Canine DCM is a disease of a dog’s heart muscle and results in having an enlarged heart. As the dog’s heart and chambers become dilated, the heart becomes unable to pump normally, leading valves to leak and a buildup of fluids in the chest and abdomen.

It often results in heart failure, but can be improved if caught early.

Breeds more prone to the disease include larger breeds like Great Danes, Boxers, Newfoundlands, Irish Wolfhounds, Saint Bernards and Doberman Pinschers.

Among those reported cases, the dog’s diets frequently included potatoes, multiple legumes like peas, lentils, other seeds of legumes, as main ingredients, the FDA said.

Foods labeled “grain-free” typically have higher levels of legumes or potatoes, but it is not yet known how the ingredients are linked to the heart disease.

Medical records for four atypical DCM cases revealed three Golden Retrievers and one Labrador Retriever, showed low whole blood levels of the amino acid taurine. Taurine deficiency is well-documented as a possible leading factor in the disease.

Other cases include a mini Schnauzer, Shih Tzu, and two Labrador Retrievers. The FDA is working with the Veterinary Response Network, a collaboration of government and veterinary diagnostic laboratories investigate the potential association between these ingredients and DCM.

The FDA said it is in contact with pet food manufacturers that make the foods.

The FDA is encouraging pet owners and veterinary professionals to report any cases of DCM in dogs that are suspected of having a link to diet. To report a case, click here.

Comments

Comment from Lynn (in Louisiana)
Time July 17, 2018 at 4:56 pm

I feed my girl Fromm grain free Four Star recipes so when I emailed them to get their response to the FDA report. Here’s their reply.

Good morning Lynn,

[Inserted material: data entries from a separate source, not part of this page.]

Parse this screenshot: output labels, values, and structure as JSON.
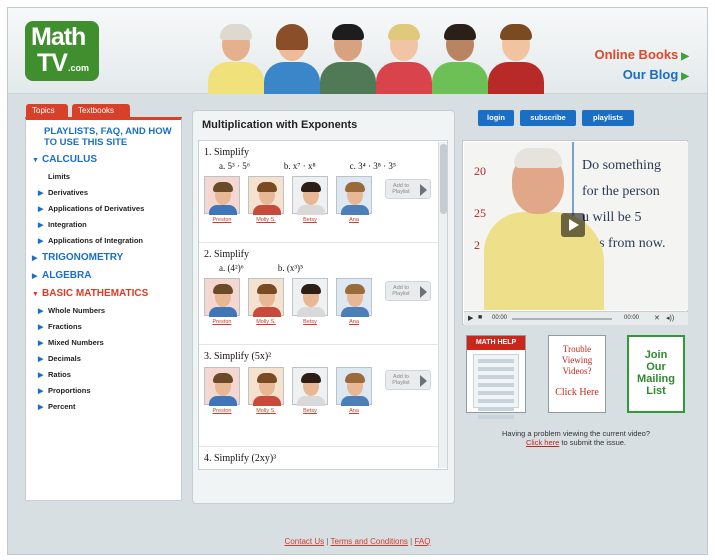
{
  "header": {
    "logo_line1": "Math",
    "logo_line2": "TV",
    "logo_suffix": ".com",
    "links": [
      "Online Books",
      "Our Blog"
    ]
  },
  "sidebar": {
    "tabs": [
      "Topics",
      "Textbooks"
    ],
    "intro_link": "PLAYLISTS, FAQ, AND HOW TO USE THIS SITE",
    "calculus": {
      "label": "CALCULUS",
      "items": [
        "Limits",
        "Derivatives",
        "Applications of Derivatives",
        "Integration",
        "Applications of Integration"
      ]
    },
    "trigonometry": "TRIGONOMETRY",
    "algebra": "ALGEBRA",
    "basic": {
      "label": "BASIC MATHEMATICS",
      "items": [
        "Whole Numbers",
        "Fractions",
        "Mixed Numbers",
        "Decimals",
        "Ratios",
        "Proportions",
        "Percent"
      ]
    }
  },
  "center": {
    "title": "Multiplication with Exponents",
    "add_to_playlist": "Add to Playlist",
    "instructors": [
      "Preston",
      "Molly S.",
      "Betsy",
      "Ana"
    ],
    "problems": [
      {
        "title": "1. Simplify",
        "parts": [
          "a. 5³ · 5⁶",
          "b. x⁷ · x⁸",
          "c. 3⁴ · 3⁸ · 3⁵"
        ]
      },
      {
        "title": "2. Simplify",
        "parts": [
          "a. (4²)⁶",
          "b. (x³)⁵"
        ]
      },
      {
        "title": "3. Simplify (5x)²",
        "parts": []
      },
      {
        "title": "4. Simplify (2xy)³",
        "parts": []
      }
    ]
  },
  "right": {
    "buttons": [
      "login",
      "subscribe",
      "playlists"
    ],
    "whiteboard": [
      "Do something",
      "for the person",
      "u will be 5",
      "ears from now."
    ],
    "board_numbers": [
      "20",
      "25",
      "2"
    ],
    "player": {
      "time_current": "00:00",
      "time_total": "00:00"
    },
    "math_help": "MATH HELP",
    "trouble": [
      "Trouble",
      "Viewing",
      "Videos?"
    ],
    "click_here": "Click Here",
    "mailing": [
      "Join",
      "Our",
      "Mailing",
      "List"
    ],
    "problem_text": "Having a problem viewing the current video?",
    "problem_link": "Click here",
    "problem_tail": "to submit the issue."
  },
  "footer": {
    "links": [
      "Contact Us",
      "Terms and Conditions",
      "FAQ"
    ]
  },
  "colors": {
    "brand_green": "#3f8f2e",
    "accent_red": "#d8402a",
    "link_blue": "#1a6fc4"
  }
}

Thank you for reaching out to Fromm Family Foods and sharing the article. We are very much aware of the industry news and have been monitoring these concerns closely for about a year. We are not aware of any instances of taurine-deficient illnesses, including dilated cardiomyopathy, associated with our foods. Currently, there is no credible concrete evidence to support grain-free diets, or diets that contain legumes, to a taurine deficiency. As you know, we are dedicated to the health and well-being of pets and have been since we first started producing pet food in 1949.

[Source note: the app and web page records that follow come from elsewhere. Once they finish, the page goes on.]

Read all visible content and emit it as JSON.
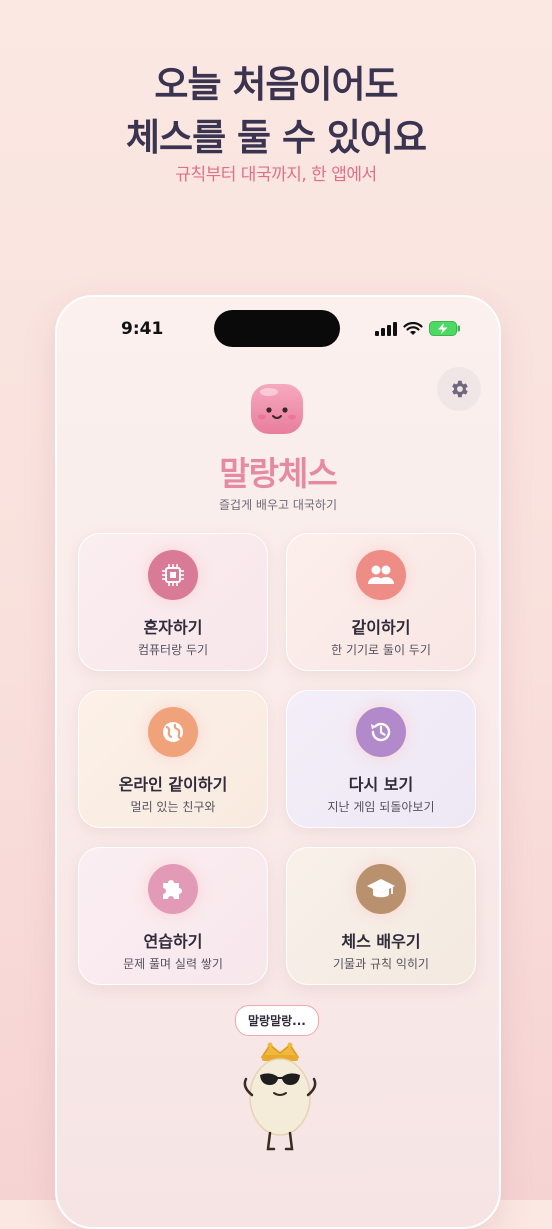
{
  "promo": {
    "headline_line1": "오늘 처음이어도",
    "headline_line2": "체스를 둘 수 있어요",
    "subheadline": "규칙부터 대국까지, 한 앱에서"
  },
  "status_bar": {
    "time": "9:41"
  },
  "app": {
    "title": "말랑체스",
    "subtitle": "즐겁게 배우고 대국하기"
  },
  "menu": [
    {
      "title": "혼자하기",
      "desc": "컴퓨터랑 두기",
      "icon": "chip-icon",
      "color": "#d97b96"
    },
    {
      "title": "같이하기",
      "desc": "한 기기로 둘이 두기",
      "icon": "people-icon",
      "color": "#ee8d86"
    },
    {
      "title": "온라인 같이하기",
      "desc": "멀리 있는 친구와",
      "icon": "globe-icon",
      "color": "#f0a27a"
    },
    {
      "title": "다시 보기",
      "desc": "지난 게임 되돌아보기",
      "icon": "history-icon",
      "color": "#b28acb"
    },
    {
      "title": "연습하기",
      "desc": "문제 풀며 실력 쌓기",
      "icon": "puzzle-icon",
      "color": "#e39ab6"
    },
    {
      "title": "체스 배우기",
      "desc": "기물과 규칙 익히기",
      "icon": "graduation-cap-icon",
      "color": "#b9916e"
    }
  ],
  "mascot": {
    "speech": "말랑말랑..."
  },
  "colors": {
    "accent": "#e58aa0",
    "headline": "#3a3450"
  }
}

Here at Fromm, all of our ingredients are added to benefit the pet. We truly want what is best for every pet and strive to achieve that with every recipe we manufacture. For example, the taurine presented in recipes will be naturally occurring in meat-based protein sources such as the muscle meat of beef, poultry, lamb, etc along with being supplemented. Each of those protein sources gives your dog the full essential amino acid profile along with the non-essential amino acid taurine. Since taurine is a non-essential amino acid for dogs there is no required amount at this time. However, Fromm is unique in the industry and has chosen to supplement it, as you may have seen. As a point of reference, majority of our dry dog food recipes will yield 30 mg taurine/ 100 kcal on a dry-matter basis, grain-free and grain-inclusive alike, but Salmon a La Veg will yield 40 mg taurine/ 100 kcal on a dry-matter basis. We are always happy to provide the taurine content on any of our recipes as it is measured, being supplemented and naturally occurring in the carefully crafted mix of high quality ingredients.

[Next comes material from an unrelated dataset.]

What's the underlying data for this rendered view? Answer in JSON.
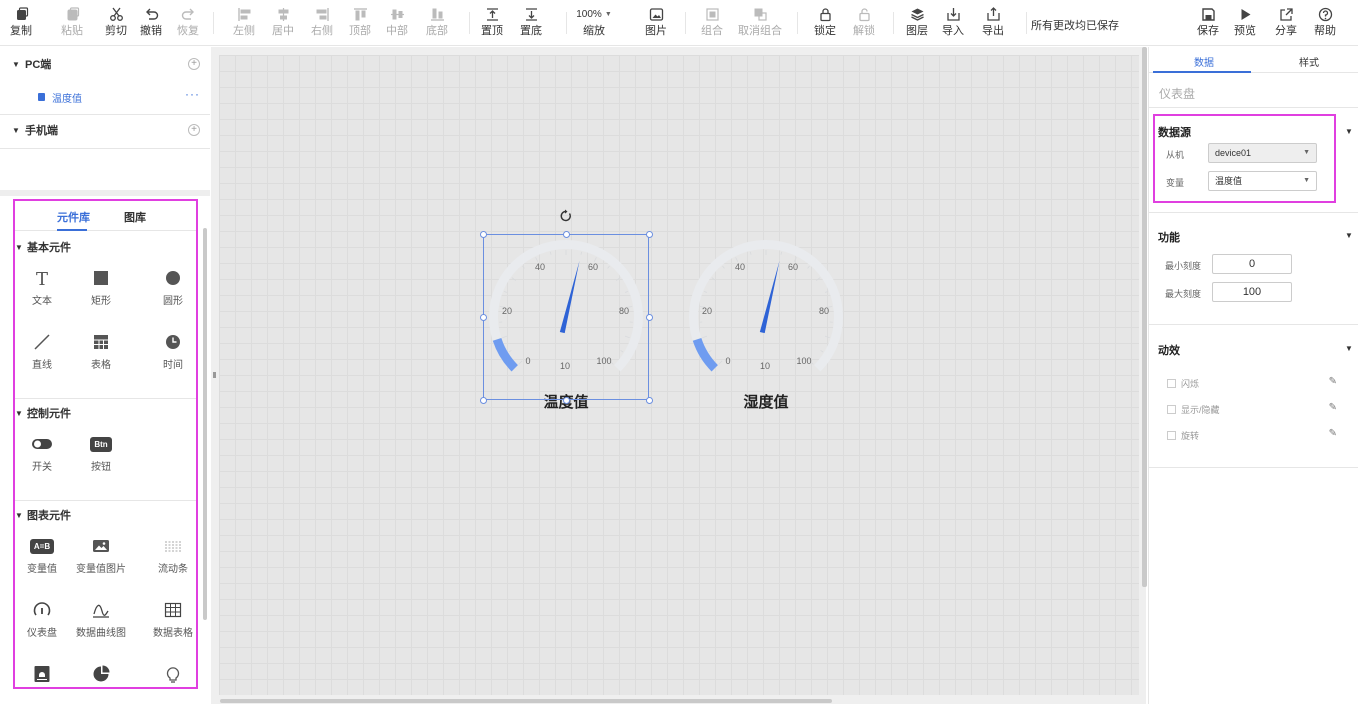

Please let me know if you have any additional questions or if I can help you further. I am always happy to help.

Warm Regards,

Danielle

Fromm Customer Service Team
Fromm FAMILY FOODS | Mequon Office
13145 Green Bay Road
Mequon, WI 53097

Phone 800-325-6331

Comment from David Herrera
Time July 18, 2018 at 2:57 pm

Our dachshund just passed away this past Sunday, 7/15/18. She died from DCM at 10 years old. We had been feeding her a grain free dog food-Rachel Ray’s Nutrish brand.

Comment from Lynn (in Louisiana)
Time July 19, 2018 at 8:56 pm

so sorry for your loss of your dog David